About four years ago I walked into Hemingways Pub and saw a guy setting up instruments on their venue stage. Little did I know, I was in for a show that I still haven’t seen anything like anywhere else.
In his sequined shirt, oversized sunglasses and platform shoes, this one man funk/Latin/rock group played song after song overlapping or looping several instruments ranging from electric guitar to symphonic keyboard. By the second song people were off their seats dancing or grooving in their seats waving to whatever beat Henry created. Fast forward to today and Henry + the Invisibles are still keeping true to funk originality. Playing at Rebar (8134 Broadway) every Friday night at 10:00 p.m., Henry + the Invisibles, fronted by solo musician, Henry Roland, have been gaining a loyal fan base since their his first show. Before his performance last Friday, Henry and I were able to sit down and talk about his music and personal experiences as the Invisibles sat quietly and listened.
When you were introduced to music?
When I was about four, my father had an old classical guitar and there was this episode of The Muppets where George Harrison came out and played “My Guitar Gently Weeps” and he sang this song with such passion I found it amazing. Also listening to records in my father’s collection like Led Zeppelin, Jimi Hendrix and Santana.
Of all the sounds you incorporate in your music, which is your favorite?
The soul stuff, the funk stuff but if you asked me it tomorrow, it could be rock. Soul is really the biggest thing like Stevie Wonder, Curtis Mayfield and Al Green. Anything with a groove like disco which is really making a comeback in Europe. It doesn’t have to be all about gold chains and open shirts and stuff but it’s the mentality of dancing again. You look at old videos of Bob Marley and Sly and the Family Stone and it’s undeniable that everyone is having the time of their life.
What have been your biggest venues?
I was the main writer in a band called the Gingerbread Men. We played at the 1996 Olympics in New York, opening for Tito Puente. We also sold out the House of Blues. I also played for the Parliament-Funkadelic.
Why the one man show?
The last major project I was in was trio called Starchild. We played for about four or five years and I looked around and didn’t see any support or momentum so I decided to take a break from the band. I had a couple of shows booked and I didn’t know what I was going to do. I purchased this loop pedal and started messing with it. I started doing more research and found a whole loop society.
On his first few shows…
The Hemingways gig was actually my fourth show after this place 1to1 in Austin and a show in Corpus. My first show was at Bar Fly, but I really couldn’t consider it my first show. I had a water jug, a snare drum, and two guitars. At the time I was just jamming but around the third or fourth show I started developing songs and kept whatever got good crowd reactions in for the next show. I slowly got a repertoire of about two hours of music.

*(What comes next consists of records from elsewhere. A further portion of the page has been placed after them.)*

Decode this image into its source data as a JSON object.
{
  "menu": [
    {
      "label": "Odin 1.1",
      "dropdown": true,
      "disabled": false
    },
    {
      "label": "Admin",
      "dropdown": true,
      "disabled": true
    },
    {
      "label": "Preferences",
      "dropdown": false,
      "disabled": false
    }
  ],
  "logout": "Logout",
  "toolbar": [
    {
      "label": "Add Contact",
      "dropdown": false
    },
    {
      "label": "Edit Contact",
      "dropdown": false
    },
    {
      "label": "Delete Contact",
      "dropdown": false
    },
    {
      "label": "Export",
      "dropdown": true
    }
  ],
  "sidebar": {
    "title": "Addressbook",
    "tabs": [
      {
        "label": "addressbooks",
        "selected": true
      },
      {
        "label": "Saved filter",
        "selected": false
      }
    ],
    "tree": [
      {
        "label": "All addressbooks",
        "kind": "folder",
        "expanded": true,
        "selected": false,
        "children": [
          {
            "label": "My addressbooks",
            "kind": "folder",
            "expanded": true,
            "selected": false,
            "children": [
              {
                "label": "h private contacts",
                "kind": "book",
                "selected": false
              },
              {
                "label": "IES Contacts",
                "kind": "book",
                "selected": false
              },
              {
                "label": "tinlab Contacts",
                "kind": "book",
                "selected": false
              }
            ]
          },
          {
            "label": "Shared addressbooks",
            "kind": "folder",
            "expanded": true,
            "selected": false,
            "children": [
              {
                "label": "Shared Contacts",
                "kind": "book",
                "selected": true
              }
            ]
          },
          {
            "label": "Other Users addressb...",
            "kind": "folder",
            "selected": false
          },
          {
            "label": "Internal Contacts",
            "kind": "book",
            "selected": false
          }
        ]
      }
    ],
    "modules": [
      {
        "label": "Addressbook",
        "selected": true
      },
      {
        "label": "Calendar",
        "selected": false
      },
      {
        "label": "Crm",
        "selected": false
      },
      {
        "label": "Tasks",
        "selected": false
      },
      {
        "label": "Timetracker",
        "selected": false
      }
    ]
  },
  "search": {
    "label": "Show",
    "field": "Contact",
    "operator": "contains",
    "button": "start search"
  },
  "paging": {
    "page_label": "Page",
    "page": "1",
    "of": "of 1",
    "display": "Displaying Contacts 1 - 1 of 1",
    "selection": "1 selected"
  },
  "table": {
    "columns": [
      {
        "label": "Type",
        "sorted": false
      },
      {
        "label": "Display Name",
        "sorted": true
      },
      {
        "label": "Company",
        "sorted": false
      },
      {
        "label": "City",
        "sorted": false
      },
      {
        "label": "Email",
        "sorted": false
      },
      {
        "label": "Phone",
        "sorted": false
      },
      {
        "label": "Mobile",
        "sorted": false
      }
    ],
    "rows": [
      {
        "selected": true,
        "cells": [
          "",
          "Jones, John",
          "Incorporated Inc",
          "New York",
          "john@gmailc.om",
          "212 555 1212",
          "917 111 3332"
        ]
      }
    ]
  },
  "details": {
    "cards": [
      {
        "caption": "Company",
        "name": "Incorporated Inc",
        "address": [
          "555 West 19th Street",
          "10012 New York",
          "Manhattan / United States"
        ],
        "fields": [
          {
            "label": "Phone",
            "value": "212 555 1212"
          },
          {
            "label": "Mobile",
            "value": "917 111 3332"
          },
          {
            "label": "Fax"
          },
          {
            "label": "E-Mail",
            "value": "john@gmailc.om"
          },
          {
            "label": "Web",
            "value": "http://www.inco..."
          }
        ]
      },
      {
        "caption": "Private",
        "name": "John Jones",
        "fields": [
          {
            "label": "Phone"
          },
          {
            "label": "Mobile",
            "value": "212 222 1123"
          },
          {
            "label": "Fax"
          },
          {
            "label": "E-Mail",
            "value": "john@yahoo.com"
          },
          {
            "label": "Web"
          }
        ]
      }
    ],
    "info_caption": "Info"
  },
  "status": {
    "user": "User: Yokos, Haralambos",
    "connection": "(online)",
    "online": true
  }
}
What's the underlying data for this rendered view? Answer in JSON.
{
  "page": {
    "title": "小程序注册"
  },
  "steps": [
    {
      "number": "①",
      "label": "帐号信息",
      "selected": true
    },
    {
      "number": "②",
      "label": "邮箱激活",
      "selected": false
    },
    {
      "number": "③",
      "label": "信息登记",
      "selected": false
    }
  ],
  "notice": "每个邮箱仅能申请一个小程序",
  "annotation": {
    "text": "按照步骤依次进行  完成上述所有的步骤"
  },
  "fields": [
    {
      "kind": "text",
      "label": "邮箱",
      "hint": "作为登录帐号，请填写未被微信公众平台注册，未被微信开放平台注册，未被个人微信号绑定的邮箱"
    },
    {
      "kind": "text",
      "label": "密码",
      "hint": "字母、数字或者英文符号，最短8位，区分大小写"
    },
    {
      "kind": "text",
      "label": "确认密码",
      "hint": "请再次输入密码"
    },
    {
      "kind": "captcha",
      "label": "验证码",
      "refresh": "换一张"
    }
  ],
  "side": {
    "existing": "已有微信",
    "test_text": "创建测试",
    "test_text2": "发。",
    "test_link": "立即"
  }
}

How did you come up with the name Henry + the Invisibles?
Originally, it was just called Henry and it was pretty boring. I was trying to think of something funny, clever, kind of witty and the invisible thing just popped in my head. I was playing around with a couple of names but nothing stuck. A lot of people at the time were saying it’s too long but now people think it’s kind of cool. I’m fronting a band of invisible musicians.
On his shows/parties…
When somebody first sees the show they really don’t know what I’m doing. “Is he pressing buttons? Is he sampling?” I’m just one guy so if you walk halfway into the song it could look like I’m doing karaoke but if you know the show then you know there’s dancing. I’m all about making people groove and move; lose a few calories.
I look at it like a package deal. It’s a spectacle, its fun, the music speaks for itself but if you took any on element I don’t think it would come across the way it does. It’s really essential for the audience to feel a part of it. It’s about making people feel good even in a time of disparity and it heals me sometimes too. When I’m down I especially can’t wait to play because it’s reciprocal it’s like I’m feeding the audience and the audience feeds me. Since I’m a one man band it’s kind of like we’re all in this together.
What’s the message you try to communicate through your music?
Reminding people not everything is the way you want it to be but true happiness is acceptance. If everybody in this world stopped trying to tell people what to do or what to be or what mattered most, we’d have a lot more intelligent discussion. When you strip it all down we’re only human. If people could get past the exterior we should be able to coexist.